|Year of assessment: 2021|
|Procurement value: Approx. € 433,341,000 (2019)|
- The World Bank undertook a Country Procurement Assessment Report (CPAR) of Moldova in 2010. Since then there have been important developments in the Moldovan public procurement system. Chief amongst these has been the Public Procurement Law of 2015 and subsequent additions and modifications, creation of National Complaint Settlement Agency (NCSA) in 2017 as well as new responsibilities of the Public Procurement Agency.
- In addition, the Government of Moldova is currently undertaking a reform of public procurement system and aims to improve efficiency, value for money, transparency and prevent corruption in public expenditure.
- To support the government’s ambitions for the public procurement system, and given the changes to the system since 2010, a thorough assessment of the current situation was needed.
- MAPS was found to be the ideal tool for such an assessment, being comprehensive, internationally recognised, and focused on providing concrete input for improving any procurement system.
- High interest from the public sector, including control bodies
- High interest from the private sector and NGOs
- Good quality feedback on public procurement received from all stakeholders
- High level of participation during consultation workshops
- Openness of data holders to provide data
“Working on this assessment together with the World Bank team was a rewarding experience especially knowing its purpose and importance for the country. It was a needed exercise. The openness and cooperation of all stakeholders made the assessment realistic and truly focused on issues that require attention. Therefore, the MAPS findings and recommendations will definitely serve as a solid foundation for us to continue the reforms and mobilize all the efforts to improve our national public procurement system.”
Ruslan Malai, Director
Given the particular context of the procurement system, i.e. the particularities of the Moldovan public sector as a whole, some of the persons involved in the assessment identified as a challenge to get the assessment team and the local authorities to “speak the same language”. This became especially apparent when analysing the difference between legal/regulatory provisions and the practical reality of the system: When a third-party outsider looks at the facts of the system, they might take a certain interpretation of those facts for given. However, the practical reality might be different for a variety of reasons (political, historical, organisational etc.), and it is not always easy for public officials, who are embedded in this reality, to articulate this.
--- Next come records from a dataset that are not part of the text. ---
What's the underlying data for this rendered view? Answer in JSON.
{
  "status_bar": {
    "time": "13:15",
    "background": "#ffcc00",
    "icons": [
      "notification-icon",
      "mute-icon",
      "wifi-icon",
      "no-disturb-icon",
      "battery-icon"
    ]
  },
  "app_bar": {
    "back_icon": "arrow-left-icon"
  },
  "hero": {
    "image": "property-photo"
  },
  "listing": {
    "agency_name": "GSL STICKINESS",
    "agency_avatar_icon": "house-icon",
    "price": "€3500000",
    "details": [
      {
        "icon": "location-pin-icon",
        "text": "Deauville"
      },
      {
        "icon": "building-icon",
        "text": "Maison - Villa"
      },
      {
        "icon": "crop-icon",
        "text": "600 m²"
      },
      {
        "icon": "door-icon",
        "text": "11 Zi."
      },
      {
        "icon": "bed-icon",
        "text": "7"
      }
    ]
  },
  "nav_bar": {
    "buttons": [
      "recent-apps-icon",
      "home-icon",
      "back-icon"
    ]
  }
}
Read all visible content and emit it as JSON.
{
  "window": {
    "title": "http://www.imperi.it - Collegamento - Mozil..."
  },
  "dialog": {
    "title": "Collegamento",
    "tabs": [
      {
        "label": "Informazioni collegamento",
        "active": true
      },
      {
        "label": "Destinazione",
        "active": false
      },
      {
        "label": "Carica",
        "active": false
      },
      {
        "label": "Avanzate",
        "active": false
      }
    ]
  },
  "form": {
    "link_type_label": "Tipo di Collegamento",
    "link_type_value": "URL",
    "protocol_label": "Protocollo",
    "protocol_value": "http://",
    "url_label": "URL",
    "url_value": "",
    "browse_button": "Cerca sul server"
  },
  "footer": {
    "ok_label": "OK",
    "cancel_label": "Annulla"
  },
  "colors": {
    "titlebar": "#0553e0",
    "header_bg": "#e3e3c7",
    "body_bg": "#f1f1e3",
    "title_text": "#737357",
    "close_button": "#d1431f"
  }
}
How can these lessons be replicated (or avoided) in other countries?
The above is bound to be experienced whenever a general framework such as MAPS is applied to the concrete circumstances of a specific country. To handle this, it is important to invest time in the interactions between the assessment team and the local authorities, for example by having priming sessions, where the general conditions of the situation are established, in addition to the sessions where officials are interviewed or otherwise provide input for the analysis itself.